Complementing his training routine is his nutrition and supplement strategy. Ching doesn’t have a nutritionist, but he’s had success by following a few simple rules. He tries to avoid ingesting saturated fats and red meat, preferring to eat lots of fish, fruits and vegetables. When he gets closer to game day, he’ll take in extra carbs for more energy. He also takes glucosamine and chondroitin supplements.

“Soccer is extremely hard on the knees,” he explains. “I take the glucosamine and chondroitin to help maintain the cartilage. It helps smooth it out. Ever since I’ve been taking that, my knees have held up fairly well. I’ve definitely noticed the difference.”

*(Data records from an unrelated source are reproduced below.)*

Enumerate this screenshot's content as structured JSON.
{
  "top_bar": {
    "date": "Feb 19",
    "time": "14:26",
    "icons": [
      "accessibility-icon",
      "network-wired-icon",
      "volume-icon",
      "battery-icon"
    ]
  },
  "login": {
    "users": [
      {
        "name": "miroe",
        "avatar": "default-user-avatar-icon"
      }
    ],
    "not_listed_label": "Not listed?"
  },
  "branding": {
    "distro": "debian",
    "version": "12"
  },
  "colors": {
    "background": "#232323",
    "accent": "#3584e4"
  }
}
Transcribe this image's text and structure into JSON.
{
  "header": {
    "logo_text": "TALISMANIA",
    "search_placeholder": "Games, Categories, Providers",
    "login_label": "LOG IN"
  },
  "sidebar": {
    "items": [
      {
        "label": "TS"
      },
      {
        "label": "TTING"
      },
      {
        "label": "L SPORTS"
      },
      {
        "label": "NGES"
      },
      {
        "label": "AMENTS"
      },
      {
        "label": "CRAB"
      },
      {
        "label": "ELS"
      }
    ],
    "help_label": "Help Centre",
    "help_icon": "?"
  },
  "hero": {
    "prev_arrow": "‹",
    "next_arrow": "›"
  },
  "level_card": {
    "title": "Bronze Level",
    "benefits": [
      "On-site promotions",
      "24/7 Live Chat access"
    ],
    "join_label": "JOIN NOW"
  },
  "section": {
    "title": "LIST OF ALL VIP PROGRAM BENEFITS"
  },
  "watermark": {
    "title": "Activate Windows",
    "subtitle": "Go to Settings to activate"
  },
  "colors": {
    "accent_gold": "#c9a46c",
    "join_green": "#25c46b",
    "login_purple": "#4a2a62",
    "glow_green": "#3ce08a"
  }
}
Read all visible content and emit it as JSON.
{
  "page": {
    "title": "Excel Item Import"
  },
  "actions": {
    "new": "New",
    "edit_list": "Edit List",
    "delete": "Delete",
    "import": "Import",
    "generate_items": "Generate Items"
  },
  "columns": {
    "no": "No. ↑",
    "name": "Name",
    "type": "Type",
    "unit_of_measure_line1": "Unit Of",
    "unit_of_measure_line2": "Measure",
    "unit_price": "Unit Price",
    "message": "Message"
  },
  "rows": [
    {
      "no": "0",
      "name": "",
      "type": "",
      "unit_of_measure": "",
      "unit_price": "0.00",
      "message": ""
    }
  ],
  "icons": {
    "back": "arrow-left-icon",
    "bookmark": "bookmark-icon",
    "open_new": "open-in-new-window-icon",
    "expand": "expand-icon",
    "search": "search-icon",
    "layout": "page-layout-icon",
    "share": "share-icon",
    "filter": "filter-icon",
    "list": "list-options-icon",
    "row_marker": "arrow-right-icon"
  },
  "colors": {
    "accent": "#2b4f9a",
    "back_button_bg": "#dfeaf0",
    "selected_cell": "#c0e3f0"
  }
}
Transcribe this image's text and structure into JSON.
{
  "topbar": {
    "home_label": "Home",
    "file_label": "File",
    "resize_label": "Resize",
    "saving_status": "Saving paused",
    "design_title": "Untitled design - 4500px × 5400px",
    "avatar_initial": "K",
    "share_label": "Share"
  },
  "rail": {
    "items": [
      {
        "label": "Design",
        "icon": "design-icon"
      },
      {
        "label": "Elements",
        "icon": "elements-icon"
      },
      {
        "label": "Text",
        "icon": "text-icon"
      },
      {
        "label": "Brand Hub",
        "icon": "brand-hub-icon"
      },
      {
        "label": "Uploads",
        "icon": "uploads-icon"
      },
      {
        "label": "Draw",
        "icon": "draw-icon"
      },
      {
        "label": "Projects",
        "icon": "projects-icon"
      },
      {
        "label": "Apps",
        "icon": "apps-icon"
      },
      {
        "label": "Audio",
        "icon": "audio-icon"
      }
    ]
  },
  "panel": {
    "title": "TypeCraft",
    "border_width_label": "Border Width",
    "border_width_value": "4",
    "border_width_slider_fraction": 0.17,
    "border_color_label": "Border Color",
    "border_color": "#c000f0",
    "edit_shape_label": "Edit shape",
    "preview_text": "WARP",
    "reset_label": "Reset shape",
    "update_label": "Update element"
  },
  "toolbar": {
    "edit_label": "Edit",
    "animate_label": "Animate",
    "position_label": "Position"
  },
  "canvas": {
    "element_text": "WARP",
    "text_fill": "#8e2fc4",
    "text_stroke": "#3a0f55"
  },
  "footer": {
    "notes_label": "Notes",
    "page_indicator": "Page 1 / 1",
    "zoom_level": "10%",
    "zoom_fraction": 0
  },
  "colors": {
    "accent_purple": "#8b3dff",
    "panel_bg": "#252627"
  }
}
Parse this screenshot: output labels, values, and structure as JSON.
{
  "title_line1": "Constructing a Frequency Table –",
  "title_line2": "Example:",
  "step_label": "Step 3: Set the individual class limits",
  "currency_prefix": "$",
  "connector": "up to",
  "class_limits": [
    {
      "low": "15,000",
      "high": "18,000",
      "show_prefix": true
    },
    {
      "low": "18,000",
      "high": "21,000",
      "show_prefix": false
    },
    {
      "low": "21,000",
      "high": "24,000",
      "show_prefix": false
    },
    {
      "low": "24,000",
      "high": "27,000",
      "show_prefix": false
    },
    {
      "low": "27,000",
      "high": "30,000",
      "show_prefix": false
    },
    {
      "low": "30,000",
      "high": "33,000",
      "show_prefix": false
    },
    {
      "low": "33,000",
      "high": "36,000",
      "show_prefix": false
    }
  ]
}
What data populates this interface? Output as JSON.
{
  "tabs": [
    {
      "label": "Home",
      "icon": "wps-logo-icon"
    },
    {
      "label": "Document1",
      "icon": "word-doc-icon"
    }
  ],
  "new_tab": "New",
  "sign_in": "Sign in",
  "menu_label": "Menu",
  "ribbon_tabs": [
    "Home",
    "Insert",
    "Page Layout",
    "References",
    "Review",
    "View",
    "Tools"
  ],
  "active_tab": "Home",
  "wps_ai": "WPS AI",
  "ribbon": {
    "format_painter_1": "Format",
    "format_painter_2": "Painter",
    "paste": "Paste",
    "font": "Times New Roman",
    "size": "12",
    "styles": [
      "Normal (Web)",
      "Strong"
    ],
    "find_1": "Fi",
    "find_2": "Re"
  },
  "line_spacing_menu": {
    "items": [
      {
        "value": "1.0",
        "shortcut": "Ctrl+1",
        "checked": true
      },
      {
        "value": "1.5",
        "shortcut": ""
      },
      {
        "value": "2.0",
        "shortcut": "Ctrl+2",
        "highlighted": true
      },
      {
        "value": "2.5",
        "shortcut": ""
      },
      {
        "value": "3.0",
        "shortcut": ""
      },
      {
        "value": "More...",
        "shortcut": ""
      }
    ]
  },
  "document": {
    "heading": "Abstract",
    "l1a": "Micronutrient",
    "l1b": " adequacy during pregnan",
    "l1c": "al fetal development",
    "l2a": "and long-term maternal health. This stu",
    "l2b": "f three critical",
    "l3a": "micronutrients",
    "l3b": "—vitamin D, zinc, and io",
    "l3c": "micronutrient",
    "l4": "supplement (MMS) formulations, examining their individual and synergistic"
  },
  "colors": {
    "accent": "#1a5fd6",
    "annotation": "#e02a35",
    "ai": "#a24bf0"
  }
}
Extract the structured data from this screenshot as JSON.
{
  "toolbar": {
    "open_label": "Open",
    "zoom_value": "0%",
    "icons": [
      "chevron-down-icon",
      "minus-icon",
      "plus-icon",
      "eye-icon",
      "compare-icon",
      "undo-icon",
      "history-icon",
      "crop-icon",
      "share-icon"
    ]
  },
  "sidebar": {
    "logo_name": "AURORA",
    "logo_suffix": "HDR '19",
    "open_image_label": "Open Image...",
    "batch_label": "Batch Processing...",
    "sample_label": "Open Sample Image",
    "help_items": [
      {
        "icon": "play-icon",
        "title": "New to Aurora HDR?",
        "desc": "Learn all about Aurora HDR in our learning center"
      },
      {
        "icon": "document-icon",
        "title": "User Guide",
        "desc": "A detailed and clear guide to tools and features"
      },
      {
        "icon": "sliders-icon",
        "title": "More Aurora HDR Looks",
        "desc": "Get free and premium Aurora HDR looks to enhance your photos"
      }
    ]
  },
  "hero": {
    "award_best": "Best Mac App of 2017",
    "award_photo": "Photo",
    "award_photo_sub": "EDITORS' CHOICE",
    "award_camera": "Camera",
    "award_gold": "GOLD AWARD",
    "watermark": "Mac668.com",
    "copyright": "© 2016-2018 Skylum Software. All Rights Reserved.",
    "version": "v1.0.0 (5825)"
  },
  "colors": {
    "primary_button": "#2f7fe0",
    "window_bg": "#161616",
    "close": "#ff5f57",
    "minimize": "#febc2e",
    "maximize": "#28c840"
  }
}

It’s a difference that shows up in the routine plays, as well as in the spectacular ones like the bicycle kick, which Ching has used to score a goal in a professional game. “You practice bicycle kicks when you’re a kid,” he says. “They’re kind of instinctive. I’ve tried them three or four times in my pro career, and I’ve only scored on one. On that one, it wasn’t really even a thought. I turned around and looked at the ball, and it was coming down perfectly. I got set for the kick, and it’s really kind of an ‘I hope this works’ thing.”

For someone who spends his offseason alternating between torturing himself on cardio machines and surfing in Hawaii, Australia and Costa Rica, the idea that in the middle of the chaos of a soccer game, he can find a moment of Zen and rely purely on instinct seems to be in sync with his character. Then again, that’s what happens when you’re the first Hawaiian-born soccer player drafted in the MLS. When surf meets soccer, you get Brian Ching.